**Task**
Whenever a line of the material contains the string "tapped", it should be copied.

**Data provided**
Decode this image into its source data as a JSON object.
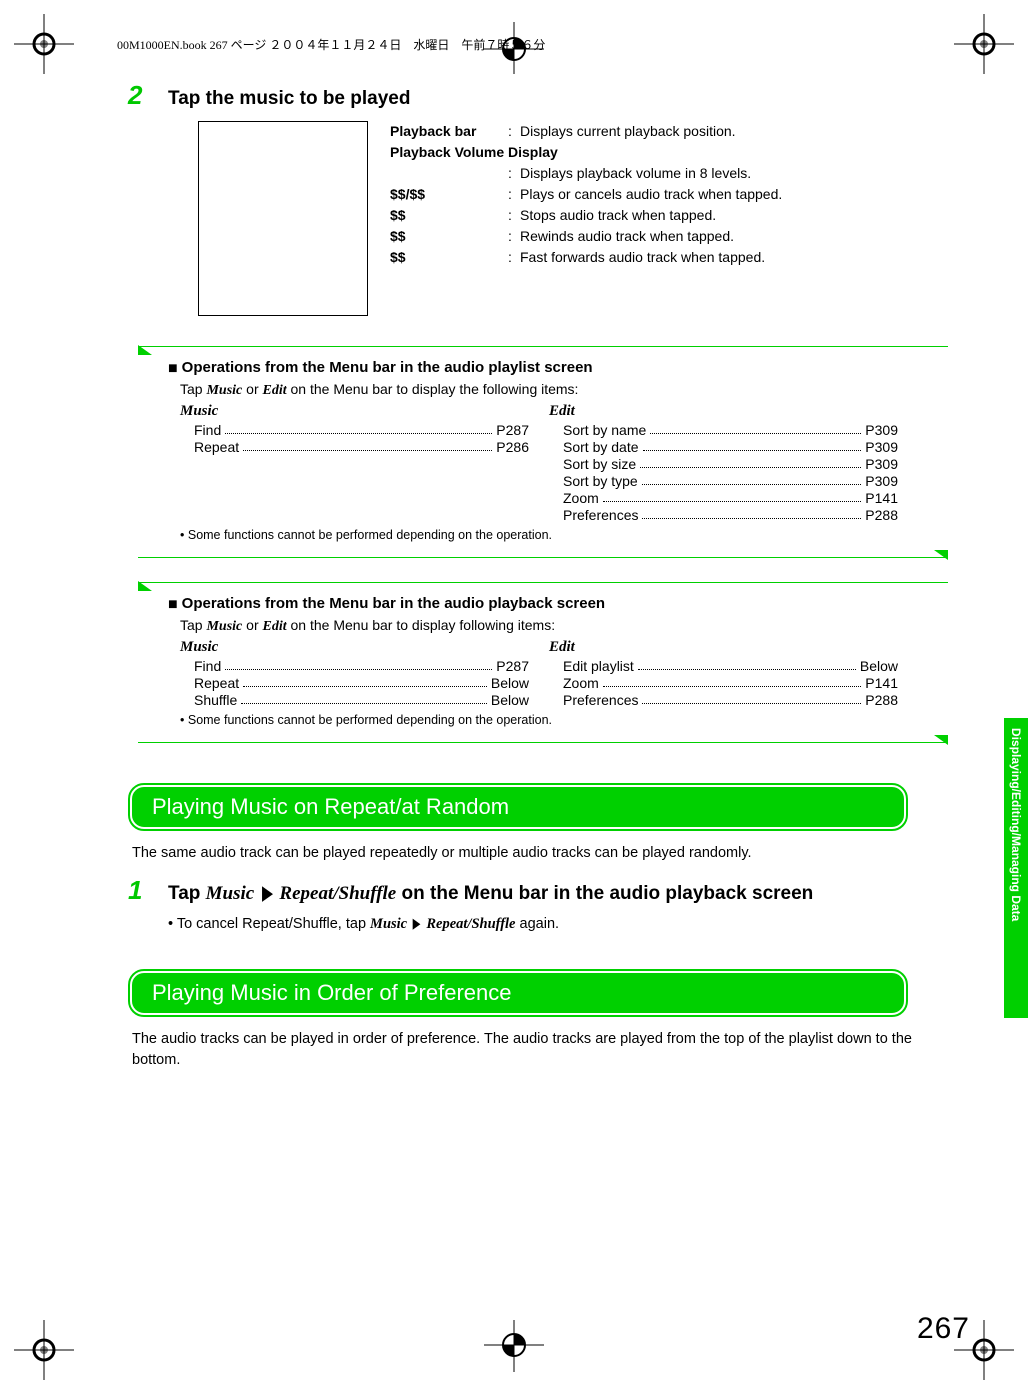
{
  "header_line": "00M1000EN.book  267 ページ  ２００４年１１月２４日　水曜日　午前７時５６分",
  "step2": {
    "num": "2",
    "title": "Tap the music to be played"
  },
  "defs": {
    "playback_bar_label": "Playback bar",
    "playback_bar_desc": "Displays current playback position.",
    "playback_vol_label": "Playback Volume Display",
    "playback_vol_desc": "Displays playback volume in 8 levels.",
    "playpause_label": "$$/$$",
    "playpause_desc": "Plays or cancels audio track when tapped.",
    "stop_label": "$$",
    "stop_desc": "Stops audio track when tapped.",
    "rewind_label": "$$",
    "rewind_desc": "Rewinds audio track when tapped.",
    "ff_label": "$$",
    "ff_desc": "Fast forwards audio track when tapped."
  },
  "note1": {
    "title": "Operations from the Menu bar in the audio playlist screen",
    "intro_pre": "Tap ",
    "intro_m1": "Music",
    "intro_or": " or ",
    "intro_m2": "Edit",
    "intro_post": " on the Menu bar to display the following items:",
    "music_heading": "Music",
    "edit_heading": "Edit",
    "music_items": [
      {
        "label": "Find",
        "page": "P287"
      },
      {
        "label": "Repeat",
        "page": "P286"
      }
    ],
    "edit_items": [
      {
        "label": "Sort by name",
        "page": "P309"
      },
      {
        "label": "Sort by date",
        "page": "P309"
      },
      {
        "label": "Sort by size",
        "page": "P309"
      },
      {
        "label": "Sort by type",
        "page": "P309"
      },
      {
        "label": "Zoom",
        "page": "P141"
      },
      {
        "label": "Preferences",
        "page": "P288"
      }
    ],
    "footnote": "Some functions cannot be performed depending on the operation."
  },
  "note2": {
    "title": "Operations from the Menu bar in the audio playback screen",
    "intro_pre": "Tap ",
    "intro_m1": "Music",
    "intro_or": " or ",
    "intro_m2": "Edit",
    "intro_post": " on the Menu bar to display following items:",
    "music_heading": "Music",
    "edit_heading": "Edit",
    "music_items": [
      {
        "label": "Find",
        "page": "P287"
      },
      {
        "label": "Repeat",
        "page": "Below"
      },
      {
        "label": "Shuffle",
        "page": "Below"
      }
    ],
    "edit_items": [
      {
        "label": "Edit playlist",
        "page": "Below"
      },
      {
        "label": "Zoom",
        "page": "P141"
      },
      {
        "label": "Preferences",
        "page": "P288"
      }
    ],
    "footnote": "Some functions cannot be performed depending on the operation."
  },
  "section1": {
    "heading": "Playing Music on Repeat/at Random",
    "body": "The same audio track can be played repeatedly or multiple audio tracks can be played randomly.",
    "step_num": "1",
    "step_pre": "Tap ",
    "step_m1": "Music",
    "step_arrow": "▶",
    "step_m2": "Repeat/Shuffle",
    "step_post": " on the Menu bar in the audio playback screen",
    "bullet_pre": "To cancel Repeat/Shuffle, tap ",
    "bullet_m1": "Music",
    "bullet_arrow": "▶",
    "bullet_m2": "Repeat/Shuffle",
    "bullet_post": " again."
  },
  "section2": {
    "heading": "Playing Music in Order of Preference",
    "body": "The audio tracks can be played in order of preference. The audio tracks are played from the top of the playlist down to the bottom."
  },
  "side_tab": "Displaying/Editing/Managing Data",
  "page_number": "267"
}
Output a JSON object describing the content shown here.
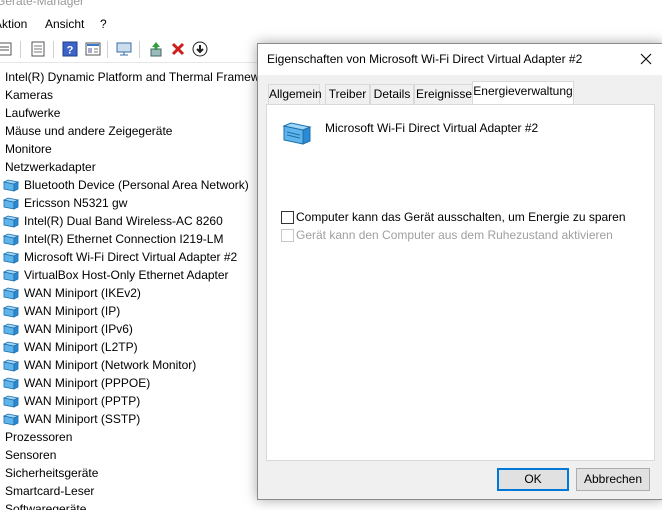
{
  "window": {
    "title": "Geräte-Manager"
  },
  "menu": {
    "action": "Aktion",
    "view": "Ansicht",
    "help": "?"
  },
  "toolbar": {
    "icons": [
      "properties-icon",
      "document-icon",
      "help-icon",
      "view-icon",
      "monitor-icon",
      "update-driver-icon",
      "uninstall-icon",
      "download-icon"
    ]
  },
  "tree": {
    "rows": [
      {
        "type": "category",
        "label": "Intel(R) Dynamic Platform and Thermal Framework"
      },
      {
        "type": "category",
        "label": "Kameras"
      },
      {
        "type": "category",
        "label": "Laufwerke"
      },
      {
        "type": "category",
        "label": "Mäuse und andere Zeigegeräte"
      },
      {
        "type": "category",
        "label": "Monitore"
      },
      {
        "type": "category",
        "label": "Netzwerkadapter"
      },
      {
        "type": "device",
        "label": "Bluetooth Device (Personal Area Network)"
      },
      {
        "type": "device",
        "label": "Ericsson N5321 gw"
      },
      {
        "type": "device",
        "label": "Intel(R) Dual Band Wireless-AC 8260"
      },
      {
        "type": "device",
        "label": "Intel(R) Ethernet Connection I219-LM"
      },
      {
        "type": "device",
        "label": "Microsoft Wi-Fi Direct Virtual Adapter #2"
      },
      {
        "type": "device",
        "label": "VirtualBox Host-Only Ethernet Adapter"
      },
      {
        "type": "device",
        "label": "WAN Miniport (IKEv2)"
      },
      {
        "type": "device",
        "label": "WAN Miniport (IP)"
      },
      {
        "type": "device",
        "label": "WAN Miniport (IPv6)"
      },
      {
        "type": "device",
        "label": "WAN Miniport (L2TP)"
      },
      {
        "type": "device",
        "label": "WAN Miniport (Network Monitor)"
      },
      {
        "type": "device",
        "label": "WAN Miniport (PPPOE)"
      },
      {
        "type": "device",
        "label": "WAN Miniport (PPTP)"
      },
      {
        "type": "device",
        "label": "WAN Miniport (SSTP)"
      },
      {
        "type": "category",
        "label": "Prozessoren"
      },
      {
        "type": "category",
        "label": "Sensoren"
      },
      {
        "type": "category",
        "label": "Sicherheitsgeräte"
      },
      {
        "type": "category",
        "label": "Smartcard-Leser"
      },
      {
        "type": "category",
        "label": "Softwaregeräte"
      }
    ]
  },
  "dialog": {
    "title": "Eigenschaften von Microsoft Wi-Fi Direct Virtual Adapter #2",
    "tabs": [
      "Allgemein",
      "Treiber",
      "Details",
      "Ereignisse",
      "Energieverwaltung"
    ],
    "active_tab": "Energieverwaltung",
    "device_name": "Microsoft Wi-Fi Direct Virtual Adapter #2",
    "options": [
      {
        "label": "Computer kann das Gerät ausschalten, um Energie zu sparen",
        "checked": false,
        "enabled": true
      },
      {
        "label": "Gerät kann den Computer aus dem Ruhezustand aktivieren",
        "checked": false,
        "enabled": false
      }
    ],
    "ok_label": "OK",
    "cancel_label": "Abbrechen"
  },
  "colors": {
    "accent": "#0078d7",
    "icon_blue": "#2a8ad4",
    "disabled_text": "#a0a0a0"
  }
}
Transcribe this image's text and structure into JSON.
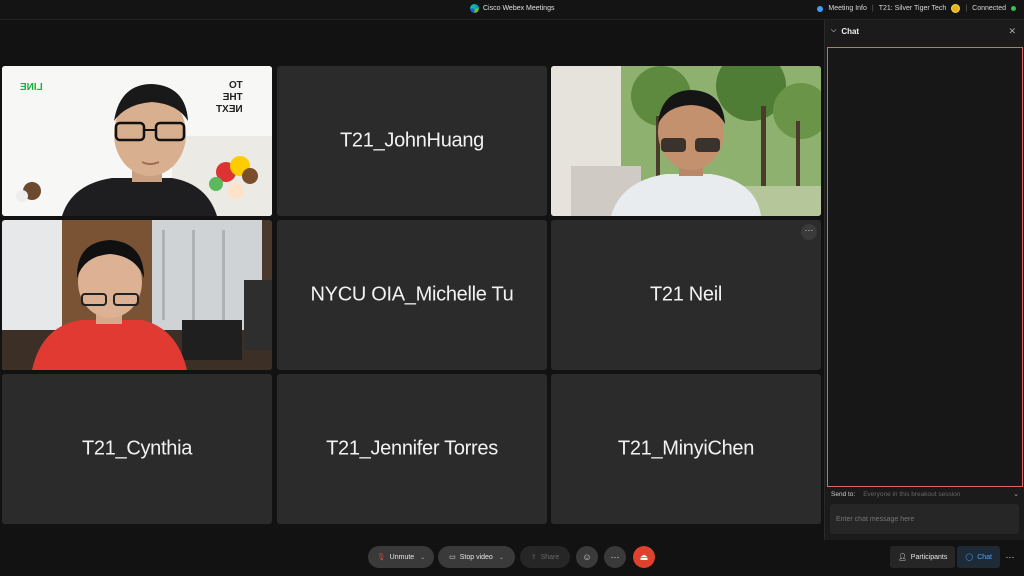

**Result below**
    "playpause_desc": "Plays or cancels audio track when tapped.",
    "stop_desc": "Stops audio track when tapped.",
    "rewind_desc": "Rewinds audio track when tapped.",
    "ff_desc": "Fast forwards audio track when tapped."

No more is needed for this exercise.